Months later, Dr. Cabanela learned the potential impact of his presentation when Vo Song Linh, MD, an orthopaedic surgeon from St. Paul Hospital, came to the Mayo Clinic to work with him as a visiting scholar.

Dr. Linh proudly reported that St. Paul Hospital had just opened a new operating room dedicated exclusively to hip and knee replacements. He believed a contributing factor to the infection rate was the poor quality of the operating rooms and was confident that this new operating room would help lower that rate.

In Vietnam, surgeons are trained to only focus on the surgery and do not have a background in basic science, anatomy, body mechanics, or clinical examinations.

“Because the patient load is overwhelming, surgeons tend to spend very little time with each patient. They make decisions based on radiographic data, with minimal interaction or examination of the patient,” said Dr. Cabanela.

Dr. Linh said the most valuable lesson he learned from Dr. Cabanela was to consider more than the radiographic findings. “If a radiograph confirms degeneration of the hip but the patient is not in pain, the patient doesn’t need surgery,” he said. “It is important to talk to the patient about whether he or she is in pain.”

Annie Hayashi is the senior science writer for AAOS Now. She can be reached at

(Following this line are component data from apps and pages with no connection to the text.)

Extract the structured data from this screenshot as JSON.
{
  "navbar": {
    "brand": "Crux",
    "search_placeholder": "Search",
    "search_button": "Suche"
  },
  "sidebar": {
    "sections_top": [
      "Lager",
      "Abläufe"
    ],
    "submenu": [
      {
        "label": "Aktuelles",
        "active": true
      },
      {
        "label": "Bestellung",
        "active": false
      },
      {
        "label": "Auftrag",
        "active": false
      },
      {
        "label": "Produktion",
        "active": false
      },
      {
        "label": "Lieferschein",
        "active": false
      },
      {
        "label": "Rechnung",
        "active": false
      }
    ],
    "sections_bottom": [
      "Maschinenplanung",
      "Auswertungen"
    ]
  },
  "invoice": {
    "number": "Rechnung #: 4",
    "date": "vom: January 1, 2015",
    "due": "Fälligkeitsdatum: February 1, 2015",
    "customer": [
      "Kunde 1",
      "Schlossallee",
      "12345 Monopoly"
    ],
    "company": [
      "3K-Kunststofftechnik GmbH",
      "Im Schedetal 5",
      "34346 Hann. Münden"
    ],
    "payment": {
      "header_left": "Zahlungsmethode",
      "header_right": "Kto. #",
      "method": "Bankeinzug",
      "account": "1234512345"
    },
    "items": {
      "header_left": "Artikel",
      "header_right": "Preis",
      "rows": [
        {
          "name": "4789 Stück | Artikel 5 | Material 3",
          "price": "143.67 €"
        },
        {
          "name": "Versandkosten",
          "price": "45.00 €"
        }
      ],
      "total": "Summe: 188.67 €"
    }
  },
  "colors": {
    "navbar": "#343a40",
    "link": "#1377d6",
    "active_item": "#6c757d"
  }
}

Editor’s note: This is the last in a series of articles on the Visiting Faculty and Professional Development Program organized by the AAOS and the Vietnam Orthopaedic Association (VOA). For more information on the program, see “Building bridges over once-troubled waters” and “Forging new alliances”.